WORK REQUEST: Find the word "this" in the data. Return every line where it appears.

Data about app and page elements:
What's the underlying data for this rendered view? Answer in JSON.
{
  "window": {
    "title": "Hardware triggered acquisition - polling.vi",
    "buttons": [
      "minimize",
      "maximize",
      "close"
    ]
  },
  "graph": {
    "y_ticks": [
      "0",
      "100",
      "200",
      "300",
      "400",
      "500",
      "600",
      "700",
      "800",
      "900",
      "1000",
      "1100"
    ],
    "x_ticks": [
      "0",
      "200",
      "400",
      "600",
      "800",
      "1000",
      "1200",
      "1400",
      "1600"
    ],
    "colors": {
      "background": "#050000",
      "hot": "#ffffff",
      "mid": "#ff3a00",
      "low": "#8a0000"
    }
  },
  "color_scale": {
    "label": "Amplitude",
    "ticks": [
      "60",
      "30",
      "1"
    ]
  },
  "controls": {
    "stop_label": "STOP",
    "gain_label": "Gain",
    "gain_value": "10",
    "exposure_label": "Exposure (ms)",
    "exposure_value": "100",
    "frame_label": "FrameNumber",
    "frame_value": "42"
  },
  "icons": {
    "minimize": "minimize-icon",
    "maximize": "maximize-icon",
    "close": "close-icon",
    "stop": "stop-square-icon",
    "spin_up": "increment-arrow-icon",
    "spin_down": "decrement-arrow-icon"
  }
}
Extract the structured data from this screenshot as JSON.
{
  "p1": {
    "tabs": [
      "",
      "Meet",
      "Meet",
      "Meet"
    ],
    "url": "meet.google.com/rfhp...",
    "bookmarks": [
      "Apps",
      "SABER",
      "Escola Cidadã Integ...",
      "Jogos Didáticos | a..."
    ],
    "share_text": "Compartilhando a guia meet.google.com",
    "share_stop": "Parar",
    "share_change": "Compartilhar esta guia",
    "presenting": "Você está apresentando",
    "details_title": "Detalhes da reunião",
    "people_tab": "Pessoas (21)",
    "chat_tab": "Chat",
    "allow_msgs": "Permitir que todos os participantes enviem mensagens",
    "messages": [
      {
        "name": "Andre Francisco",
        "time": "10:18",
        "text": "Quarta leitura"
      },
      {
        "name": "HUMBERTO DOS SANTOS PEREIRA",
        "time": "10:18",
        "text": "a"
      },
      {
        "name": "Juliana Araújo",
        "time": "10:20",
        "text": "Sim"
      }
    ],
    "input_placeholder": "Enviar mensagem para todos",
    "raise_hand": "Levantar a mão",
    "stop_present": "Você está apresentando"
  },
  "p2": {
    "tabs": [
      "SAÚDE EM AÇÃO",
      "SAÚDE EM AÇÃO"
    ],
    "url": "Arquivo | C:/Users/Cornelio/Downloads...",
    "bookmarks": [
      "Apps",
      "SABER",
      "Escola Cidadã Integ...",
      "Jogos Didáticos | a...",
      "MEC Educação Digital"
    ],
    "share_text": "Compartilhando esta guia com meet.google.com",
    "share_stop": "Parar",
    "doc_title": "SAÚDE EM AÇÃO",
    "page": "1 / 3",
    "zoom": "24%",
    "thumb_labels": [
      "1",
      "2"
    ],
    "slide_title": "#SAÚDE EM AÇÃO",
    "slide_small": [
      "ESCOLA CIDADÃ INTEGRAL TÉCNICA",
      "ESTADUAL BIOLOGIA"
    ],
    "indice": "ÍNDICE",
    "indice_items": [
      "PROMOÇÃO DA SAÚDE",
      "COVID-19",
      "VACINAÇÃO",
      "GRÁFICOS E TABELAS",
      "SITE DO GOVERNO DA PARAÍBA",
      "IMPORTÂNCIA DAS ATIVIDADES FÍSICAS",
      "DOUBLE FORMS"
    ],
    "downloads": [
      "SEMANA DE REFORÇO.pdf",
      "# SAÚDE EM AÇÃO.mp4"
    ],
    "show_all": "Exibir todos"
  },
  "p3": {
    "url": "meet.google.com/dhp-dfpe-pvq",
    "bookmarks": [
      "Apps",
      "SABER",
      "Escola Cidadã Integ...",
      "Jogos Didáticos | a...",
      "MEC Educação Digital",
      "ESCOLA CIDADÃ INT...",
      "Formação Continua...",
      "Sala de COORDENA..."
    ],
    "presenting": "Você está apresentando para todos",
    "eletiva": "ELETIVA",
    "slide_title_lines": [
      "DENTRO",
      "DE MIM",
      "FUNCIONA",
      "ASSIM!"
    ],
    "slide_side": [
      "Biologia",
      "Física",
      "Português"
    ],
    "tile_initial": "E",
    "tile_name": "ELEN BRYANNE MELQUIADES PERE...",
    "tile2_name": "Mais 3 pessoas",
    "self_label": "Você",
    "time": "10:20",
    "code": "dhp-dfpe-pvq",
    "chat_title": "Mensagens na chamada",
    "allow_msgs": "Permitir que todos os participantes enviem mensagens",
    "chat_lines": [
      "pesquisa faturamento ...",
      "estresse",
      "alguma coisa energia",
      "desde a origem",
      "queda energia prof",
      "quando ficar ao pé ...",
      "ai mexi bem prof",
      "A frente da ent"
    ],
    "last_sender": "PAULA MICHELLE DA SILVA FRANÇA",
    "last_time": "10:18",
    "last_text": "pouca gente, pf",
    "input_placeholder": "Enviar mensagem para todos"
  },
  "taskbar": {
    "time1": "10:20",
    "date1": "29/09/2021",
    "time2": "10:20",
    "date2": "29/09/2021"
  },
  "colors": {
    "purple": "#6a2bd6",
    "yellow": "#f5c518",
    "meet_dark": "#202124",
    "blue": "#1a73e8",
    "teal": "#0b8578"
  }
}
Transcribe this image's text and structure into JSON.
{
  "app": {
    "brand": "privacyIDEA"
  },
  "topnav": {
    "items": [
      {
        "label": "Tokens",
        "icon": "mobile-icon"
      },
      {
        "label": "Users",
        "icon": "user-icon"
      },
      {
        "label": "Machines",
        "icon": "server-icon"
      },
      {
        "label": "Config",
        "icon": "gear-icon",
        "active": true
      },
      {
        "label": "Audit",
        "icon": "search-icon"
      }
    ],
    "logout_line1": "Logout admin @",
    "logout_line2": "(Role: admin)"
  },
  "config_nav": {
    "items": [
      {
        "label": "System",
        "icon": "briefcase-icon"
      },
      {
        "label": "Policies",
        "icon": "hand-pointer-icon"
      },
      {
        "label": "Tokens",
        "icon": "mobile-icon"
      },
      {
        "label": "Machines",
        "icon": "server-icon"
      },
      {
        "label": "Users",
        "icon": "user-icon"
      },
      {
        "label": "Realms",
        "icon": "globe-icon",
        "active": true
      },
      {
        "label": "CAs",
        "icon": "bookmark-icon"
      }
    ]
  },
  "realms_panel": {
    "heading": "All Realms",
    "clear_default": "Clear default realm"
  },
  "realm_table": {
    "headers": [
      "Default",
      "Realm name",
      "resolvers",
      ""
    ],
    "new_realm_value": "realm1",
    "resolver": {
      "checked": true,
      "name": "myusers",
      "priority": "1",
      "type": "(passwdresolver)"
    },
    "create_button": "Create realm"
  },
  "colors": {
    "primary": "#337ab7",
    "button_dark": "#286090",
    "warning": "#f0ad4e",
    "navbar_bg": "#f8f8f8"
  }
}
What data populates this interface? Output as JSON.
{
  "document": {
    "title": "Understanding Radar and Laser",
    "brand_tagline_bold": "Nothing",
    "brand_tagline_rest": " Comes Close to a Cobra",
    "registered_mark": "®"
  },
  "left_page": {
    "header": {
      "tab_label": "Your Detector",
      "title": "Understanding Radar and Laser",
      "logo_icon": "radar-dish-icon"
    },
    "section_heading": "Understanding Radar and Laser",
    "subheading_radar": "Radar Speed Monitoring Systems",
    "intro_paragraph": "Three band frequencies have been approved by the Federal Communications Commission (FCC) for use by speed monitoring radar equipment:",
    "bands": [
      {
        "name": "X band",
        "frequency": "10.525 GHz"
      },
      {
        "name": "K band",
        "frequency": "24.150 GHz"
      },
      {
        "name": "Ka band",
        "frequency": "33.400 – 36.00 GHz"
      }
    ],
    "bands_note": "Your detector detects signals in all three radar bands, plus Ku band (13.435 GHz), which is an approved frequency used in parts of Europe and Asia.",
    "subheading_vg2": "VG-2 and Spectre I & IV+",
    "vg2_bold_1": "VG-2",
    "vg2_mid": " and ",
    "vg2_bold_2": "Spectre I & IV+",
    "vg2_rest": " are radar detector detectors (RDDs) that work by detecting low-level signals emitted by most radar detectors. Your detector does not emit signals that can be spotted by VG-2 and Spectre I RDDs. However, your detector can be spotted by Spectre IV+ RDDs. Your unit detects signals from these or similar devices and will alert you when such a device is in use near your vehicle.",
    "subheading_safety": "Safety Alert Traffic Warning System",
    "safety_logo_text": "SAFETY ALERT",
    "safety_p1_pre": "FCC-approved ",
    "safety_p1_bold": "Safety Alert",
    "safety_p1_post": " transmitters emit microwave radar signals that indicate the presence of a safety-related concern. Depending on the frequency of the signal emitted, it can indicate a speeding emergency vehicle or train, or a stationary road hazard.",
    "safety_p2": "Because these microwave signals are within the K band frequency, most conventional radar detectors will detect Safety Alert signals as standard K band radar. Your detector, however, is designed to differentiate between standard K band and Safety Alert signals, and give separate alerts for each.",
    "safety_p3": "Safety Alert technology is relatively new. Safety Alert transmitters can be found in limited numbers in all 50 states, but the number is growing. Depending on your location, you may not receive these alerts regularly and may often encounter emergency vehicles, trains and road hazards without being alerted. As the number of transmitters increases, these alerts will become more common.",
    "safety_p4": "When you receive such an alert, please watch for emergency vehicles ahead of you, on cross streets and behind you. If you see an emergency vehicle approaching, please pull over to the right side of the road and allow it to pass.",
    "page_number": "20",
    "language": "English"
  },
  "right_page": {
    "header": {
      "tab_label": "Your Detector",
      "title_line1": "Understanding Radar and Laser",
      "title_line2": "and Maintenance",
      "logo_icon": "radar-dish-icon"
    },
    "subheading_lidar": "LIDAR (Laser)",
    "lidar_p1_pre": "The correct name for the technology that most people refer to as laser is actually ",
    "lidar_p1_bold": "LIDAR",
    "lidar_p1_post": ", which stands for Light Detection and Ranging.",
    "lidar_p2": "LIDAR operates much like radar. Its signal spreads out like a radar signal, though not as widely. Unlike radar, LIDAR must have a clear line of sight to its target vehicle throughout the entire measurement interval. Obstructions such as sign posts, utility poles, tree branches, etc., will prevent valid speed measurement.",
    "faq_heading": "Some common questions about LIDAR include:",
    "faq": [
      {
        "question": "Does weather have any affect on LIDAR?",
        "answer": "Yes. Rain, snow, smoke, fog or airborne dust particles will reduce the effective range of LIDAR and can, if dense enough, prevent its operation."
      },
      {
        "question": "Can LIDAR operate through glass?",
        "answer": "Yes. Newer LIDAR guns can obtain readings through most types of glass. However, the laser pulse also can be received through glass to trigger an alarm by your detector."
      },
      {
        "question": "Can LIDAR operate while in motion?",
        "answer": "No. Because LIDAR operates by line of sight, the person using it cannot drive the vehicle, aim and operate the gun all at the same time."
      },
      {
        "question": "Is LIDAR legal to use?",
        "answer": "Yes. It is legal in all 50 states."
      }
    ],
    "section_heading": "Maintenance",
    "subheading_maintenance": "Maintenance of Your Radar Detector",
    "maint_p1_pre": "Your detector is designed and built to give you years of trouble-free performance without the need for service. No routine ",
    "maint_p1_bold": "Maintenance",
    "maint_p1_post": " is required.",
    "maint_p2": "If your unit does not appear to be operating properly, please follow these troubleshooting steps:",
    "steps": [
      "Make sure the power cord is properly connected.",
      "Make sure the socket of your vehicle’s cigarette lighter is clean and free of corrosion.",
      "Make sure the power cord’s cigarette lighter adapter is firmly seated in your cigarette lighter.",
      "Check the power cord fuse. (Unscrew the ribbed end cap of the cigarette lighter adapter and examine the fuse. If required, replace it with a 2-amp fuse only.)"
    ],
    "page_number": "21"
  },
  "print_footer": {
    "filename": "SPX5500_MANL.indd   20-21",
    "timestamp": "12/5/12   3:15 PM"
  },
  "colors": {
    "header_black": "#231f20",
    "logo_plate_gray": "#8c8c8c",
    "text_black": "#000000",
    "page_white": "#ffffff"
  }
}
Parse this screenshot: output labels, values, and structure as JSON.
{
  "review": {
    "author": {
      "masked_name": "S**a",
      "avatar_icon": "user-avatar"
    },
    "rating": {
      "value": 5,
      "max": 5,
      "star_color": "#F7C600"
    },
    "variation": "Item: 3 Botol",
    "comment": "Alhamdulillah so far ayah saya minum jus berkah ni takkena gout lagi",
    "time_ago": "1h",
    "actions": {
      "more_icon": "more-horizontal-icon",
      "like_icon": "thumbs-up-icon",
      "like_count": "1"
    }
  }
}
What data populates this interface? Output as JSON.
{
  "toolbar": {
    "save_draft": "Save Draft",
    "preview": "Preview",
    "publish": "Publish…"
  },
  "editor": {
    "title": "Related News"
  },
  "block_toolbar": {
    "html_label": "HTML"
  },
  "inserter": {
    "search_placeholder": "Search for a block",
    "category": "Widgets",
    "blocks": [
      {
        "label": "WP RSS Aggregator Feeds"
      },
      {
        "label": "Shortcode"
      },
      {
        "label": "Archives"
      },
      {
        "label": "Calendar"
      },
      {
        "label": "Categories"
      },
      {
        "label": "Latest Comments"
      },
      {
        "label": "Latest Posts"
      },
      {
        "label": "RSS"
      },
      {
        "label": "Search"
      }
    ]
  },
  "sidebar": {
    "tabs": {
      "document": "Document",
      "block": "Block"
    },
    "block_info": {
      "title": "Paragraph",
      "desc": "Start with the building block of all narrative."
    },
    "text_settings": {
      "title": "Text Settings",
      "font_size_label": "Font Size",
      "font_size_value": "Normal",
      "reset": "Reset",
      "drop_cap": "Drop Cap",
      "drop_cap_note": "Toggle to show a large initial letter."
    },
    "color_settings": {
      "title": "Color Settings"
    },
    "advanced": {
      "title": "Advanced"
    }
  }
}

EXPECTED OUTPUT:
What's the underlying data for this rendered view? Answer in JSON.
Extract the structured data from this screenshot as JSON.
Transcribe this image's text and structure into JSON.
What data populates this interface? Output as JSON.
Parse this screenshot: output labels, values, and structure as JSON.
What data populates this interface? Output as JSON.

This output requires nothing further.